▶ [Problem to solve]:
Your answer should be one number: how many lines of the records hold the string "SFTP".

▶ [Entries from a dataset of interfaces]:
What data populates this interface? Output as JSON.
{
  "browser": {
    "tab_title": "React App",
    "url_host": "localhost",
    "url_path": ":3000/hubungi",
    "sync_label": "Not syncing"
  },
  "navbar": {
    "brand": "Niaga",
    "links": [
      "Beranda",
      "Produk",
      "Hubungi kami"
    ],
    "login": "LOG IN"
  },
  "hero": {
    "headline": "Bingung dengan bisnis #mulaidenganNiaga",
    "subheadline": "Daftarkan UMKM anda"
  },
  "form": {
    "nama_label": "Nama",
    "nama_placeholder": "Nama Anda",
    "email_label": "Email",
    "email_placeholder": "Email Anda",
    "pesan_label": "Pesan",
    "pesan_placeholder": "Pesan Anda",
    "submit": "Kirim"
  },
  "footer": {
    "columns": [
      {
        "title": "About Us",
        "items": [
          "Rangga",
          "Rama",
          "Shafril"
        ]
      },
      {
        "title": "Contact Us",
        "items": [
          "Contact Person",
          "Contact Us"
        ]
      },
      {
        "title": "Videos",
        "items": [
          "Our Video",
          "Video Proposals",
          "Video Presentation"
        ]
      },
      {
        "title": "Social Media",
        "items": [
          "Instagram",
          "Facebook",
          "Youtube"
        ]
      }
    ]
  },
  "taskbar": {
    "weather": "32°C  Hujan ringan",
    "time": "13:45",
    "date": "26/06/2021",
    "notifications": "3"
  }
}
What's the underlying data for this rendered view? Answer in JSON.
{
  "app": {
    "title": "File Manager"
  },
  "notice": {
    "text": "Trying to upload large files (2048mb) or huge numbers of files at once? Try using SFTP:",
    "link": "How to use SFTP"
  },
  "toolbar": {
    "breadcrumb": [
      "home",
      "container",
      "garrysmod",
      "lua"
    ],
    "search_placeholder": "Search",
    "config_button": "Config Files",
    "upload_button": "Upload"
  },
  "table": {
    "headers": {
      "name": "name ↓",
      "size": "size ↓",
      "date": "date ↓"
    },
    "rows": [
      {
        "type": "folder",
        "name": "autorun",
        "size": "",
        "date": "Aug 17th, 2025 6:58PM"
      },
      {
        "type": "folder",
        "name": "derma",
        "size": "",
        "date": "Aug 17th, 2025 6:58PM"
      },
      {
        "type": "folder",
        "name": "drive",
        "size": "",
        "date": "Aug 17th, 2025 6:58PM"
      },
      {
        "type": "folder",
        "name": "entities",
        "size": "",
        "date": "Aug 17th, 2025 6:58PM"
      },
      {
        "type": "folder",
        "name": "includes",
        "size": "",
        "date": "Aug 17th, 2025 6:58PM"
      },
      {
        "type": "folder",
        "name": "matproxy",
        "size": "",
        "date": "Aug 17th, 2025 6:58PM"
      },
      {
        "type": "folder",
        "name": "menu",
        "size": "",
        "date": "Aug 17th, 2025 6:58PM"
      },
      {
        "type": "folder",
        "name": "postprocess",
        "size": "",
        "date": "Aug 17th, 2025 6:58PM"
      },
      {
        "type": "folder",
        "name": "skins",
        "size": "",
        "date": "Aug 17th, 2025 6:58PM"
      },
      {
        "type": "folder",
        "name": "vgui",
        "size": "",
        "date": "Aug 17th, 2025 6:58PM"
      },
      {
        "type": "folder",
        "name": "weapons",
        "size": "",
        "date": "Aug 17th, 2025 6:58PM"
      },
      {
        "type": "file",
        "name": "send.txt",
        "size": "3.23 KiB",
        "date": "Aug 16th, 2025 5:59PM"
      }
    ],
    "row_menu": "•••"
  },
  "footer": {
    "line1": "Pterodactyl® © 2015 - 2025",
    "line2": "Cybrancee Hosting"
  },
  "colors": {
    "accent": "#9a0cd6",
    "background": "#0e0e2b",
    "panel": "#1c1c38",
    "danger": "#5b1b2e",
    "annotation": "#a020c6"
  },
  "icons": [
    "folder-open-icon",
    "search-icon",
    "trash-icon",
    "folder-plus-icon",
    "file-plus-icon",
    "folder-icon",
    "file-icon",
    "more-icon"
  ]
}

▶ [The completed task]:
2